Infrastructure Standards: Develop common, world-class standards for North American infrastructure that create good jobs and careers, support prevailing wage and project labor agreements, and ensure energy transportation across the continent is clean, safe, reliable and affordable.
Clinton’s vision for modernizing North American energy infrastructure is one pillar of her comprehensive energy and climate agenda, which includes major initiatives in the following areas:
Clean Energy Challenge: Develop, defend and implement smart federal energy and climate standards. Provide states, cities and rural communities ready to lead on clean energy and exceed these standards with the flexibility, tools and resources they need to succeed.
Energy and Climate Security: Reduce the amount of oil consumed in the United States and around the world, guard against energy supply disruptions, and make our communities, our infrastructure, and our financial markets more resilient to risks posed by climate change.
Safe and Responsible Production: Ensure that fossil fuel production taking place today is safe and responsible, that taxpayers get a fair deal for development on public lands, and that areas that are too sensitive for energy production are taken off the table.
Revitalizing Coal Communities: Protect the health and retirement security of coalfield workers and their families and provide economic opportunities for those that kept the lights on and factories running for more than a century.

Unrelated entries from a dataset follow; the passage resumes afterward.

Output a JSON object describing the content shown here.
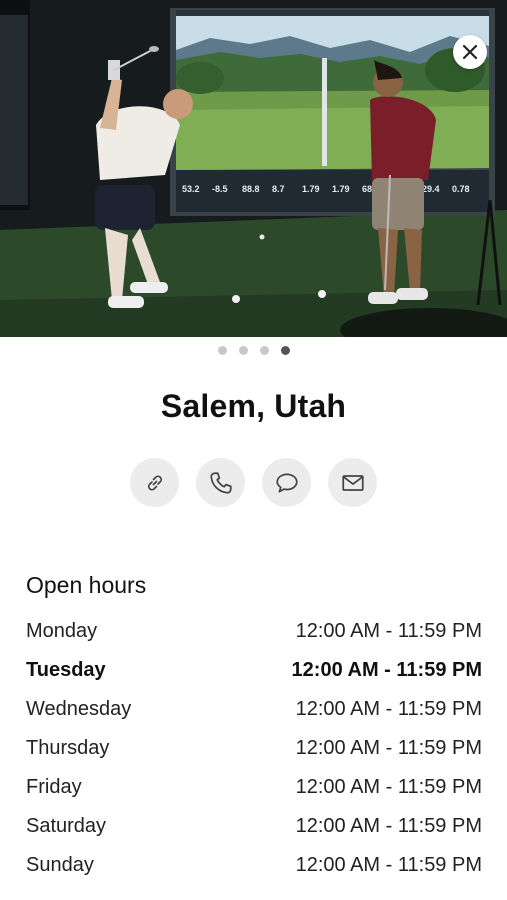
{
  "hero": {
    "alt": "Two men in an indoor golf simulator bay; one mid-swing in front of a projected golf course screen",
    "simulator_stats": [
      "53.2",
      "-8.5",
      "88.8",
      "8.7",
      "1.79",
      "1.79",
      "68.5",
      "-5.0",
      "29.4",
      "0.78"
    ],
    "slide_count": 4,
    "active_slide": 4
  },
  "close_button": {
    "icon": "close-icon"
  },
  "location": {
    "title": "Salem, Utah"
  },
  "actions": [
    {
      "name": "link-button",
      "icon": "link-icon"
    },
    {
      "name": "phone-button",
      "icon": "phone-icon"
    },
    {
      "name": "message-button",
      "icon": "chat-bubble-icon"
    },
    {
      "name": "email-button",
      "icon": "envelope-icon"
    }
  ],
  "hours": {
    "heading": "Open hours",
    "days": [
      {
        "day": "Monday",
        "time": "12:00 AM - 11:59 PM",
        "current": false
      },
      {
        "day": "Tuesday",
        "time": "12:00 AM - 11:59 PM",
        "current": true
      },
      {
        "day": "Wednesday",
        "time": "12:00 AM - 11:59 PM",
        "current": false
      },
      {
        "day": "Thursday",
        "time": "12:00 AM - 11:59 PM",
        "current": false
      },
      {
        "day": "Friday",
        "time": "12:00 AM - 11:59 PM",
        "current": false
      },
      {
        "day": "Saturday",
        "time": "12:00 AM - 11:59 PM",
        "current": false
      },
      {
        "day": "Sunday",
        "time": "12:00 AM - 11:59 PM",
        "current": false
      }
    ]
  }
}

Collaborative Stewardship: Renew our shared commitment to the conservation of our disappearing lands, waters, and wildlife, to the preservation of our history and culture, and to expanding access to the outdoors for all Americans.